▶ _What this task involves_:
Read the records below and report each line in which "Process" occurs.

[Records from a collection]
◇ ◇ ◇

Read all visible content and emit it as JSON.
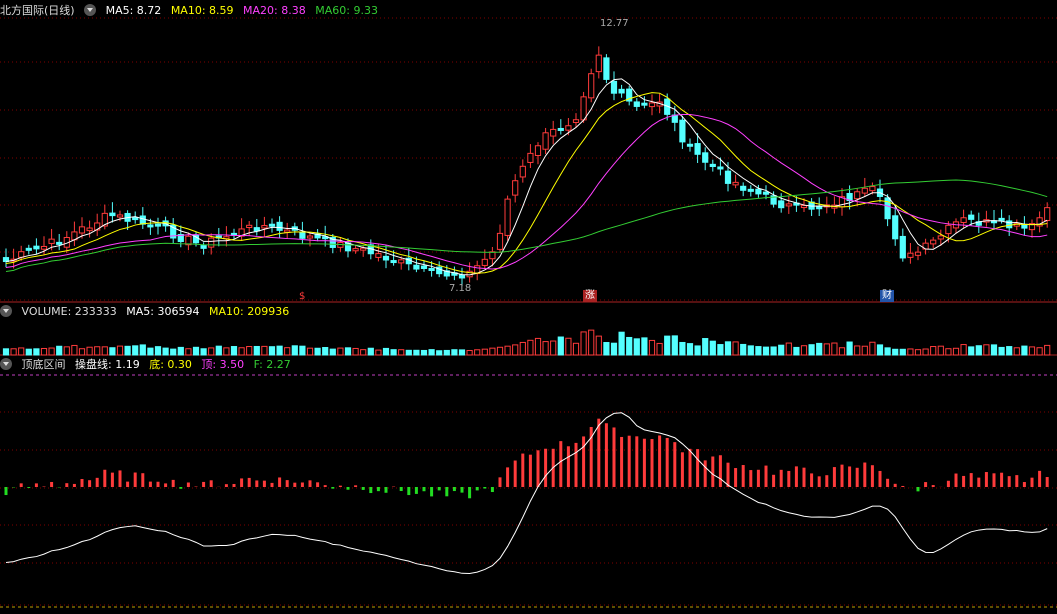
{
  "price_panel": {
    "title": "北方国际(日线)",
    "ma5": "MA5: 8.72",
    "ma10": "MA10: 8.59",
    "ma20": "MA20: 8.38",
    "ma60": "MA60: 9.33",
    "high_label": "12.77",
    "low_label": "7.18",
    "markers": [
      "$",
      "涨",
      "财"
    ]
  },
  "volume_panel": {
    "vol": "VOLUME: 233333",
    "ma5": "MA5: 306594",
    "ma10": "MA10: 209936"
  },
  "indicator_panel": {
    "title": "顶底区间",
    "line": "操盘线: 1.19",
    "bottom": "底: 0.30",
    "top": "顶: 3.50",
    "f": "F: 2.27"
  },
  "colors": {
    "up": "#ff3b3b",
    "down": "#54ffff",
    "ma5": "#ffffff",
    "ma10": "#ffff00",
    "ma20": "#ff40ff",
    "ma60": "#33cc33",
    "grid": "#800000"
  }
}
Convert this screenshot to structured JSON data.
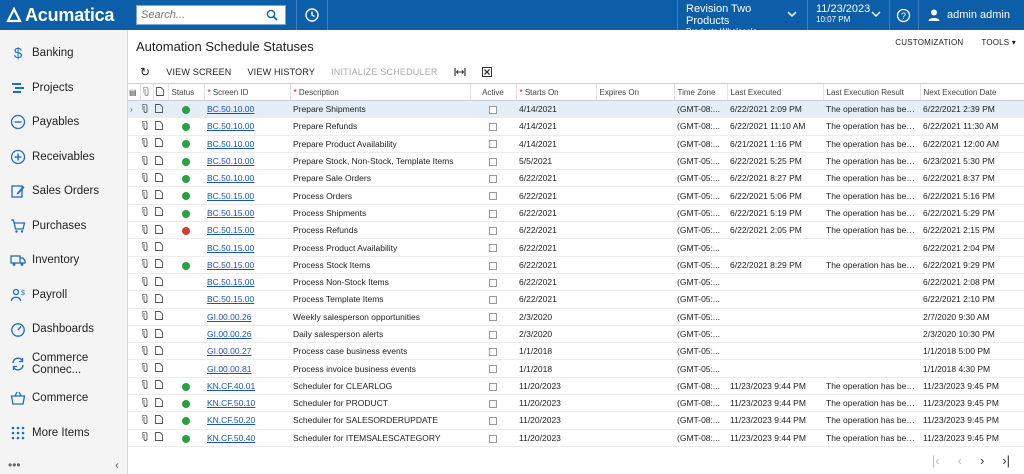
{
  "app": {
    "logo_text": "Acumatica",
    "brand_color": "#0c5ea8"
  },
  "search": {
    "placeholder": "Search..."
  },
  "branch": {
    "company": "Revision Two Products",
    "sub": "Products Wholesale"
  },
  "datetime": {
    "date": "11/23/2023",
    "time": "10:07 PM"
  },
  "user": {
    "name": "admin admin"
  },
  "sidebar": {
    "items": [
      {
        "label": "Banking",
        "icon": "dollar-icon"
      },
      {
        "label": "Projects",
        "icon": "projects-icon"
      },
      {
        "label": "Payables",
        "icon": "minus-circle-icon"
      },
      {
        "label": "Receivables",
        "icon": "plus-circle-icon"
      },
      {
        "label": "Sales Orders",
        "icon": "edit-icon"
      },
      {
        "label": "Purchases",
        "icon": "cart-icon"
      },
      {
        "label": "Inventory",
        "icon": "truck-icon"
      },
      {
        "label": "Payroll",
        "icon": "people-icon"
      },
      {
        "label": "Dashboards",
        "icon": "gauge-icon"
      },
      {
        "label": "Commerce Connec...",
        "icon": "sync-icon"
      },
      {
        "label": "Commerce",
        "icon": "basket-icon"
      },
      {
        "label": "More Items",
        "icon": "grid-icon"
      }
    ],
    "footer_dots": "•••",
    "footer_collapse": "‹"
  },
  "page": {
    "title": "Automation Schedule Statuses"
  },
  "top_links": {
    "customization": "CUSTOMIZATION",
    "tools": "TOOLS"
  },
  "toolbar": {
    "refresh": "↻",
    "view_screen": "VIEW SCREEN",
    "view_history": "VIEW HISTORY",
    "initialize": "INITIALIZE SCHEDULER"
  },
  "columns": {
    "status": "Status",
    "screen_id": "Screen ID",
    "description": "Description",
    "active": "Active",
    "starts_on": "Starts On",
    "expires_on": "Expires On",
    "time_zone": "Time Zone",
    "last_executed": "Last Executed",
    "last_result": "Last Execution Result",
    "next_date": "Next Execution Date"
  },
  "rows": [
    {
      "status": "ok",
      "screen_id": "BC.50.10.00",
      "description": "Prepare Shipments",
      "starts_on": "4/14/2021",
      "time_zone": "(GMT-08:...",
      "last_executed": "6/22/2021 2:09 PM",
      "last_result": "The operation has bee...",
      "next_date": "6/22/2021 2:39 PM"
    },
    {
      "status": "ok",
      "screen_id": "BC.50.10.00",
      "description": "Prepare Refunds",
      "starts_on": "4/14/2021",
      "time_zone": "(GMT-08:...",
      "last_executed": "6/22/2021 11:10 AM",
      "last_result": "The operation has bee...",
      "next_date": "6/22/2021 11:30 AM"
    },
    {
      "status": "ok",
      "screen_id": "BC.50.10.00",
      "description": "Prepare Product Availability",
      "starts_on": "4/14/2021",
      "time_zone": "(GMT-08:...",
      "last_executed": "6/21/2021 1:16 PM",
      "last_result": "The operation has bee...",
      "next_date": "6/22/2021 12:00 AM"
    },
    {
      "status": "ok",
      "screen_id": "BC.50.10.00",
      "description": "Prepare Stock, Non-Stock, Template Items",
      "starts_on": "5/5/2021",
      "time_zone": "(GMT-05:...",
      "last_executed": "6/22/2021 5:25 PM",
      "last_result": "The operation has bee...",
      "next_date": "6/23/2021 5:30 PM"
    },
    {
      "status": "ok",
      "screen_id": "BC.50.10.00",
      "description": "Prepare Sale Orders",
      "starts_on": "6/22/2021",
      "time_zone": "(GMT-05:...",
      "last_executed": "6/22/2021 8:27 PM",
      "last_result": "The operation has bee...",
      "next_date": "6/22/2021 8:37 PM"
    },
    {
      "status": "ok",
      "screen_id": "BC.50.15.00",
      "description": "Process Orders",
      "starts_on": "6/22/2021",
      "time_zone": "(GMT-05:...",
      "last_executed": "6/22/2021 5:06 PM",
      "last_result": "The operation has bee...",
      "next_date": "6/22/2021 5:16 PM"
    },
    {
      "status": "ok",
      "screen_id": "BC.50.15.00",
      "description": "Process Shipments",
      "starts_on": "6/22/2021",
      "time_zone": "(GMT-05:...",
      "last_executed": "6/22/2021 5:19 PM",
      "last_result": "The operation has bee...",
      "next_date": "6/22/2021 5:29 PM"
    },
    {
      "status": "err",
      "screen_id": "BC.50.15.00",
      "description": "Process Refunds",
      "starts_on": "6/22/2021",
      "time_zone": "(GMT-05:...",
      "last_executed": "6/22/2021 2:05 PM",
      "last_result": "The operation has bee...",
      "next_date": "6/22/2021 2:15 PM"
    },
    {
      "status": "",
      "screen_id": "BC.50.15.00",
      "description": "Process Product Availability",
      "starts_on": "6/22/2021",
      "time_zone": "(GMT-05:...",
      "last_executed": "",
      "last_result": "",
      "next_date": "6/22/2021 2:04 PM"
    },
    {
      "status": "ok",
      "screen_id": "BC.50.15.00",
      "description": "Process Stock Items",
      "starts_on": "6/22/2021",
      "time_zone": "(GMT-05:...",
      "last_executed": "6/22/2021 8:29 PM",
      "last_result": "The operation has bee...",
      "next_date": "6/22/2021 9:29 PM"
    },
    {
      "status": "",
      "screen_id": "BC.50.15.00",
      "description": "Process Non-Stock Items",
      "starts_on": "6/22/2021",
      "time_zone": "(GMT-05:...",
      "last_executed": "",
      "last_result": "",
      "next_date": "6/22/2021 2:08 PM"
    },
    {
      "status": "",
      "screen_id": "BC.50.15.00",
      "description": "Process Template Items",
      "starts_on": "6/22/2021",
      "time_zone": "(GMT-05:...",
      "last_executed": "",
      "last_result": "",
      "next_date": "6/22/2021 2:10 PM"
    },
    {
      "status": "",
      "screen_id": "GI.00.00.26",
      "description": "Weekly salesperson opportunities",
      "starts_on": "2/3/2020",
      "time_zone": "(GMT-05:...",
      "last_executed": "",
      "last_result": "",
      "next_date": "2/7/2020 9:30 AM"
    },
    {
      "status": "",
      "screen_id": "GI.00.00.26",
      "description": "Daily salesperson alerts",
      "starts_on": "2/3/2020",
      "time_zone": "(GMT-05:...",
      "last_executed": "",
      "last_result": "",
      "next_date": "2/3/2020 10:30 PM"
    },
    {
      "status": "",
      "screen_id": "GI.00.00.27",
      "description": "Process case business events",
      "starts_on": "1/1/2018",
      "time_zone": "(GMT-05:...",
      "last_executed": "",
      "last_result": "",
      "next_date": "1/1/2018 5:00 PM"
    },
    {
      "status": "",
      "screen_id": "GI.00.00.81",
      "description": "Process invoice business events",
      "starts_on": "1/1/2018",
      "time_zone": "(GMT-05:...",
      "last_executed": "",
      "last_result": "",
      "next_date": "1/1/2018 4:30 PM"
    },
    {
      "status": "ok",
      "screen_id": "KN.CF.40.01",
      "description": "Scheduler for CLEARLOG",
      "starts_on": "11/20/2023",
      "time_zone": "(GMT-08:...",
      "last_executed": "11/23/2023 9:44 PM",
      "last_result": "The operation has bee...",
      "next_date": "11/23/2023 9:45 PM"
    },
    {
      "status": "ok",
      "screen_id": "KN.CF.50.10",
      "description": "Scheduler for PRODUCT",
      "starts_on": "11/20/2023",
      "time_zone": "(GMT-08:...",
      "last_executed": "11/23/2023 9:44 PM",
      "last_result": "The operation has bee...",
      "next_date": "11/23/2023 9:45 PM"
    },
    {
      "status": "ok",
      "screen_id": "KN.CF.50.20",
      "description": "Scheduler for SALESORDERUPDATE",
      "starts_on": "11/20/2023",
      "time_zone": "(GMT-08:...",
      "last_executed": "11/23/2023 9:44 PM",
      "last_result": "The operation has bee...",
      "next_date": "11/23/2023 9:45 PM"
    },
    {
      "status": "ok",
      "screen_id": "KN.CF.50.40",
      "description": "Scheduler for ITEMSALESCATEGORY",
      "starts_on": "11/20/2023",
      "time_zone": "(GMT-08:...",
      "last_executed": "11/23/2023 9:44 PM",
      "last_result": "The operation has bee...",
      "next_date": "11/23/2023 9:45 PM"
    }
  ],
  "pager": {
    "first": "|‹",
    "prev": "‹",
    "next": "›",
    "last": "›|"
  },
  "colors": {
    "ok": "#27a243",
    "err": "#d63b3b",
    "link": "#1a56b0"
  }
}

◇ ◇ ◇

▶ _Response area_:
      "description": "Process Orders",
      "description": "Process Shipments",
      "description": "Process Refunds",
      "description": "Process Product Availability",
      "description": "Process Stock Items",
      "description": "Process Non-Stock Items",
      "description": "Process Template Items",
      "description": "Process case business events",
      "description": "Process invoice business events",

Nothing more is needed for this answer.